___ DATA UNDER STUDY ___

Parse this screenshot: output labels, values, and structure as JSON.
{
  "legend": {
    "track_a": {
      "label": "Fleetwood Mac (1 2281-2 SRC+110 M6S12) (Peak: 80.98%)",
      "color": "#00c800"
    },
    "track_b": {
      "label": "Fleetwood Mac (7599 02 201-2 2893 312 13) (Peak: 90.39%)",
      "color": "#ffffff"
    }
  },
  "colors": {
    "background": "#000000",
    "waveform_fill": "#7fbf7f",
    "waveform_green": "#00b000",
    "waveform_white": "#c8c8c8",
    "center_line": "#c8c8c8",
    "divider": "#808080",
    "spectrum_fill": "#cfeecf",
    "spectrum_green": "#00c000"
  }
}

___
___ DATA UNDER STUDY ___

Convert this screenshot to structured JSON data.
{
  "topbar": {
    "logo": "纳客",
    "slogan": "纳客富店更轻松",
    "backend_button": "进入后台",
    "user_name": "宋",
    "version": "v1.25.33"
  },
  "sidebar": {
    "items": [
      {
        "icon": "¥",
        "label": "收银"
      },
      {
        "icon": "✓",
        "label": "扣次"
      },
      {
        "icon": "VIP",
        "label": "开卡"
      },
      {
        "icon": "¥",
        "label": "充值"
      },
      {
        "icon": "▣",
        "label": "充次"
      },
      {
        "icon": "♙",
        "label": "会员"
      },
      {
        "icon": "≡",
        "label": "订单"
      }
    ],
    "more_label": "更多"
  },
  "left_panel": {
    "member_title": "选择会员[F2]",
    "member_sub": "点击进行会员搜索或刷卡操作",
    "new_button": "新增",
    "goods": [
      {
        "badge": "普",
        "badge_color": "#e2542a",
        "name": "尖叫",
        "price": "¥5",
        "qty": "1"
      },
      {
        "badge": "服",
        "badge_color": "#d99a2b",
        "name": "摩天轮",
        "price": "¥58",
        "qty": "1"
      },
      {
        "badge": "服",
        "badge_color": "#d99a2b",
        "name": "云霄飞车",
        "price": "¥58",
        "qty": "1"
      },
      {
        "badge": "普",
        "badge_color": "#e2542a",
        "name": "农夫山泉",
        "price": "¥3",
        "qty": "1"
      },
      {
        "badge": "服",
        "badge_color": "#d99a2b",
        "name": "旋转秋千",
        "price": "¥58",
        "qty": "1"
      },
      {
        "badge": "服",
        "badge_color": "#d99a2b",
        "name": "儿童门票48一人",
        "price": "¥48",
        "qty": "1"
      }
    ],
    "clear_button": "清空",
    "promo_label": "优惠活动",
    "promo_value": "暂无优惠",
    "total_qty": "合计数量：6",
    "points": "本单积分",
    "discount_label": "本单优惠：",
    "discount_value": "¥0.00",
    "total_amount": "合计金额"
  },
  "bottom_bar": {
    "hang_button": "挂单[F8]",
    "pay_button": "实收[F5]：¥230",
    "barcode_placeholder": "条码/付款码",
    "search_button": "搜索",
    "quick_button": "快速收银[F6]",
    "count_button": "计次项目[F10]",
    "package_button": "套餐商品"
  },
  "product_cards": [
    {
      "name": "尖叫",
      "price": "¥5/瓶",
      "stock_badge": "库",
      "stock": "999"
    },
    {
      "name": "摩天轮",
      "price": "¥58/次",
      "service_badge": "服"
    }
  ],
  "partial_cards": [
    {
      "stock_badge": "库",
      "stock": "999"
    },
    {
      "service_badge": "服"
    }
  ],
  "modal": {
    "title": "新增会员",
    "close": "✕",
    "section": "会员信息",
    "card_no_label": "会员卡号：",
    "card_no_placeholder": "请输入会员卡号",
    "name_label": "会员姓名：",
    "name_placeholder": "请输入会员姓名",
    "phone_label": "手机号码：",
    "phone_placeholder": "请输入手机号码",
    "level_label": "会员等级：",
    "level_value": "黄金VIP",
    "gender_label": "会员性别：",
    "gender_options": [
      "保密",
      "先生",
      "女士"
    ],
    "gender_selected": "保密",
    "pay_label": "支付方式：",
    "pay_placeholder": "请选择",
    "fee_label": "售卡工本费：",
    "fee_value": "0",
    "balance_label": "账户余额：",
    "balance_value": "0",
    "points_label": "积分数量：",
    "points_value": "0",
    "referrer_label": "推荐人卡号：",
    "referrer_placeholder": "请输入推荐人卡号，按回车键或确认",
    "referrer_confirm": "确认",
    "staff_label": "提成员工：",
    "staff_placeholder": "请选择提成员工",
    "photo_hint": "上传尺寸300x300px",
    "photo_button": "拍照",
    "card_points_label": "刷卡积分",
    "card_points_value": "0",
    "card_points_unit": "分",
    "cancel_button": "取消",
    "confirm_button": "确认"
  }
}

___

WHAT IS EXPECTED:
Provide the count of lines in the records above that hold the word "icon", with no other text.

RESPONSE TO THIS EXERCISE:
7